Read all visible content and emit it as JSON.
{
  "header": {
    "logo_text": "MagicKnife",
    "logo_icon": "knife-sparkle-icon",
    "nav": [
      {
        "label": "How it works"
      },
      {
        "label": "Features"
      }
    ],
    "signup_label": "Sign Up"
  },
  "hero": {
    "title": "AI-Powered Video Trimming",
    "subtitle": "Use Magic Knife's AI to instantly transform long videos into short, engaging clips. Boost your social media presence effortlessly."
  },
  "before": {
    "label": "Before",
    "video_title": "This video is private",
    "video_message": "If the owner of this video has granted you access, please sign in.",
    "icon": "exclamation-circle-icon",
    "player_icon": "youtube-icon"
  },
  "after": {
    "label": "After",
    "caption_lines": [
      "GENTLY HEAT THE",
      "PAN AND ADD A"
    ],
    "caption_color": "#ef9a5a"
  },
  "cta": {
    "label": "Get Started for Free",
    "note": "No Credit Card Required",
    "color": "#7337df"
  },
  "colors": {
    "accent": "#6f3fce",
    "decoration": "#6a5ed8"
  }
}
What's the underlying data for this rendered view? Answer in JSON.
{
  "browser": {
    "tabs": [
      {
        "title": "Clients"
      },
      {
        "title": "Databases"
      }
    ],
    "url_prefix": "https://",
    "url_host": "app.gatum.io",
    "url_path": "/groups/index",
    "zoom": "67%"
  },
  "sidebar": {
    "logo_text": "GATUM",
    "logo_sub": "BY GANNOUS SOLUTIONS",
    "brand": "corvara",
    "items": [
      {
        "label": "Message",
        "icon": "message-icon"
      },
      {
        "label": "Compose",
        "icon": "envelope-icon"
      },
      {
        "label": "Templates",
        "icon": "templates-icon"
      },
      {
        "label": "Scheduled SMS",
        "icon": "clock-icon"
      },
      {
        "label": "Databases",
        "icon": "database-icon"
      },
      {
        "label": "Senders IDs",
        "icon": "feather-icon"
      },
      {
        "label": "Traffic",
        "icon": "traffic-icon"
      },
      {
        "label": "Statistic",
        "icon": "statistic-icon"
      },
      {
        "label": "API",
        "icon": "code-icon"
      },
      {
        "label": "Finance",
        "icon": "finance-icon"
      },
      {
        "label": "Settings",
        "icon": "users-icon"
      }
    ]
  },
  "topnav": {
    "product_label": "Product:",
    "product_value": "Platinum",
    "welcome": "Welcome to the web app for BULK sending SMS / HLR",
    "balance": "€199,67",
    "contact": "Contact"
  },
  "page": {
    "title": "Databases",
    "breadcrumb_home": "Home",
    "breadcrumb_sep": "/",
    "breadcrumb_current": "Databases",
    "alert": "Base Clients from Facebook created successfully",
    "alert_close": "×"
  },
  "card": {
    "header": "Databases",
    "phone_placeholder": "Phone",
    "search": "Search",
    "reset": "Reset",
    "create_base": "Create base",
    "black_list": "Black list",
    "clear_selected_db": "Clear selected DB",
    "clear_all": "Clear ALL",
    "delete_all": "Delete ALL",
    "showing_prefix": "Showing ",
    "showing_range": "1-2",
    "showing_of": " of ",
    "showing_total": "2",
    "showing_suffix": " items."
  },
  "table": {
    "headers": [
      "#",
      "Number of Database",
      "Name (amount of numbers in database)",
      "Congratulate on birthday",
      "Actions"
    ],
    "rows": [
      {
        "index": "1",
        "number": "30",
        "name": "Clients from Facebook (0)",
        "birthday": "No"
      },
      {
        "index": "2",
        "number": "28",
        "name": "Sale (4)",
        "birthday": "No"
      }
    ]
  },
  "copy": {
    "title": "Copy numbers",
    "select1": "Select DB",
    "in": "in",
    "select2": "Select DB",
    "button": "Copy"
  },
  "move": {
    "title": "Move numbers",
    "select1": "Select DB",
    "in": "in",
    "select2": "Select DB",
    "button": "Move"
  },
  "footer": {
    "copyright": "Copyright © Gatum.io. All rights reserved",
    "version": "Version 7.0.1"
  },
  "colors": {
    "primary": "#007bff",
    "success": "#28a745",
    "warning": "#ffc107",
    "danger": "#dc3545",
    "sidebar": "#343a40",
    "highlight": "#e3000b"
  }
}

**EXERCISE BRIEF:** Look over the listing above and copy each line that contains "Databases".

**EXERCISE SOLUTION:**
        "title": "Databases"
        "label": "Databases",
    "title": "Databases",
    "breadcrumb_current": "Databases",
    "header": "Databases",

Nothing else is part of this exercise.